Site Information

 Loading... Please wait...

ESP32, ESP32-S2 - Serial Port, Native USB Access using Arduino IDE

Posted by Wilfried Voss on

The test setup, as shown in the image, represents the hardware of a new project that requires reading CAN (Controller Area Network) data frames, combining them with real-time information plus GPS position, and storing the result onto an SD card. This post will focus on the ESP32 communicating with the GPS module delivering NMEA 0183 serial data per UART at 9600 baud. 

Since we use the Arduino IDE to program the ESP32, we are using the Serial class, representing the standard approach. Thus, any experienced programmer wouldn't expect any significant problems but think again when it comes to time-sensitive applications. After all, a slow serial rate of 9600 baud may impact the performance. First of all, it is mandatory to reserve a sufficient buffer to store the serial data when the program is busy with other tasks. Secondly, there are some flaws in the ESP32's adaptation of the HardwareSerial class, which came unexpectedly and caused delays during the development process. 

Assigning the Receive Buffer Size

In our project, we assign the serial TX and RX pins and use the HardwareSerial class, as demonstrated in the below shown code. For more information on the use of HardwareSerial, see

In the setup() function, we install a serial buffer of 1024 bytes, which is sufficient to store the full NMEA 0183 serial data string. As noted in the code, the standard Arduino CPU utilizes a 64-byte buffer, while the ESP32 comes with 256 bytes. That size can be increased by using Serial.setRxBufferSize. All this will take care of the serial buffer design. 

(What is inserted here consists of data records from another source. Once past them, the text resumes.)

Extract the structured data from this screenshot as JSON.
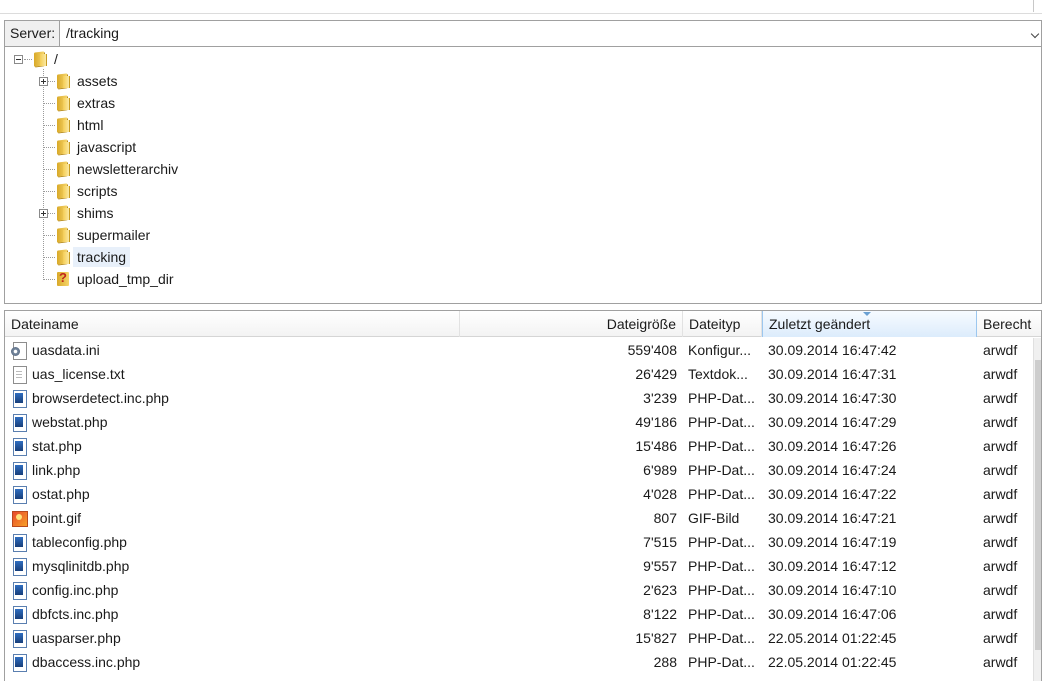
{
  "server_bar": {
    "label": "Server:",
    "path": "/tracking"
  },
  "tree": {
    "root": {
      "label": "/",
      "expanded": true
    },
    "items": [
      {
        "label": "assets",
        "expandable": true,
        "icon": "folder-icon"
      },
      {
        "label": "extras",
        "expandable": false,
        "icon": "folder-icon"
      },
      {
        "label": "html",
        "expandable": false,
        "icon": "folder-icon"
      },
      {
        "label": "javascript",
        "expandable": false,
        "icon": "folder-icon"
      },
      {
        "label": "newsletterarchiv",
        "expandable": false,
        "icon": "folder-icon"
      },
      {
        "label": "scripts",
        "expandable": false,
        "icon": "folder-icon"
      },
      {
        "label": "shims",
        "expandable": true,
        "icon": "folder-icon"
      },
      {
        "label": "supermailer",
        "expandable": false,
        "icon": "folder-icon"
      },
      {
        "label": "tracking",
        "expandable": false,
        "icon": "folder-icon",
        "selected": true
      },
      {
        "label": "upload_tmp_dir",
        "expandable": false,
        "icon": "unknown-folder-icon"
      }
    ]
  },
  "file_list": {
    "columns": {
      "name": "Dateiname",
      "size": "Dateigröße",
      "type": "Dateityp",
      "modified": "Zuletzt geändert",
      "permissions": "Berecht"
    },
    "sorted_column": "modified",
    "files": [
      {
        "name": "uasdata.ini",
        "icon": "ini-file-icon",
        "size": "559'408",
        "type": "Konfigur...",
        "modified": "30.09.2014 16:47:42",
        "permissions": "arwdf"
      },
      {
        "name": "uas_license.txt",
        "icon": "text-file-icon",
        "size": "26'429",
        "type": "Textdok...",
        "modified": "30.09.2014 16:47:31",
        "permissions": "arwdf"
      },
      {
        "name": "browserdetect.inc.php",
        "icon": "php-file-icon",
        "size": "3'239",
        "type": "PHP-Dat...",
        "modified": "30.09.2014 16:47:30",
        "permissions": "arwdf"
      },
      {
        "name": "webstat.php",
        "icon": "php-file-icon",
        "size": "49'186",
        "type": "PHP-Dat...",
        "modified": "30.09.2014 16:47:29",
        "permissions": "arwdf"
      },
      {
        "name": "stat.php",
        "icon": "php-file-icon",
        "size": "15'486",
        "type": "PHP-Dat...",
        "modified": "30.09.2014 16:47:26",
        "permissions": "arwdf"
      },
      {
        "name": "link.php",
        "icon": "php-file-icon",
        "size": "6'989",
        "type": "PHP-Dat...",
        "modified": "30.09.2014 16:47:24",
        "permissions": "arwdf"
      },
      {
        "name": "ostat.php",
        "icon": "php-file-icon",
        "size": "4'028",
        "type": "PHP-Dat...",
        "modified": "30.09.2014 16:47:22",
        "permissions": "arwdf"
      },
      {
        "name": "point.gif",
        "icon": "gif-file-icon",
        "size": "807",
        "type": "GIF-Bild",
        "modified": "30.09.2014 16:47:21",
        "permissions": "arwdf"
      },
      {
        "name": "tableconfig.php",
        "icon": "php-file-icon",
        "size": "7'515",
        "type": "PHP-Dat...",
        "modified": "30.09.2014 16:47:19",
        "permissions": "arwdf"
      },
      {
        "name": "mysqlinitdb.php",
        "icon": "php-file-icon",
        "size": "9'557",
        "type": "PHP-Dat...",
        "modified": "30.09.2014 16:47:12",
        "permissions": "arwdf"
      },
      {
        "name": "config.inc.php",
        "icon": "php-file-icon",
        "size": "2'623",
        "type": "PHP-Dat...",
        "modified": "30.09.2014 16:47:10",
        "permissions": "arwdf"
      },
      {
        "name": "dbfcts.inc.php",
        "icon": "php-file-icon",
        "size": "8'122",
        "type": "PHP-Dat...",
        "modified": "30.09.2014 16:47:06",
        "permissions": "arwdf"
      },
      {
        "name": "uasparser.php",
        "icon": "php-file-icon",
        "size": "15'827",
        "type": "PHP-Dat...",
        "modified": "22.05.2014 01:22:45",
        "permissions": "arwdf"
      },
      {
        "name": "dbaccess.inc.php",
        "icon": "php-file-icon",
        "size": "288",
        "type": "PHP-Dat...",
        "modified": "22.05.2014 01:22:45",
        "permissions": "arwdf"
      }
    ]
  }
}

The Problem with Serial.readBytes()

The code in the loop() section shows our initial approach to catching the data using the Serial.readBytes() function. However, we encountered a problem with this method, i.e., the function always returns MAX_STRLEN, regardless of the actual number of bytes received. This is most probably a bug in the ESP32's HardwareSerial library for the Arduino IDE. It is therefore highly recommended not to use this function. 

There are a few alternatives to accomplish the functionality. The following code section demonstrates our version: 

ESP32-S2 - Native USB

The reason for using the S2 version of the ESP32 was the need for a high-speed serial connection, namely the ESP32-S2's native USB, which is faster than any other serial connection on the processor. 

We did some time-consuming research on accessing the native USB port. Unfortunately, we found a tremendous amount of misleading information, probably published immediately after the release of the S2 version. In the meantime, however, the situation has improved, and things are much simpler than explained in the original resources. 

First of all, you need to update the Arduino IDE's Board Manager as described here:

The code turned out to be pretty simple, as demonstrated below, but please be aware that this is only a demo sample which should not be used "as is."

espBerry - ESP32 Development Board with Dual Isolated CAN Bus HAT

espBerry - ESP32 Development Board with Dual Isolated CAN Bus HAT

The espBerry DevBoard combines the ESP32-DevKitC development board with any Raspberry Pi HAT by connecting to the onboard RPi-compatible 40-pin GPIO header. 

The Dual Channel CAN Bus expansion HAT, designed for the Raspberry Pi, supports the full CAN2.0 Standard, and it features multi onboard protection circuits, high anti-interference capability, and reliable operation. As a result, it suits applications such as automotive devices or industrial automation.

The HAT is well documented, and there are multiple code samples using the C programming language under the Arduino IDE.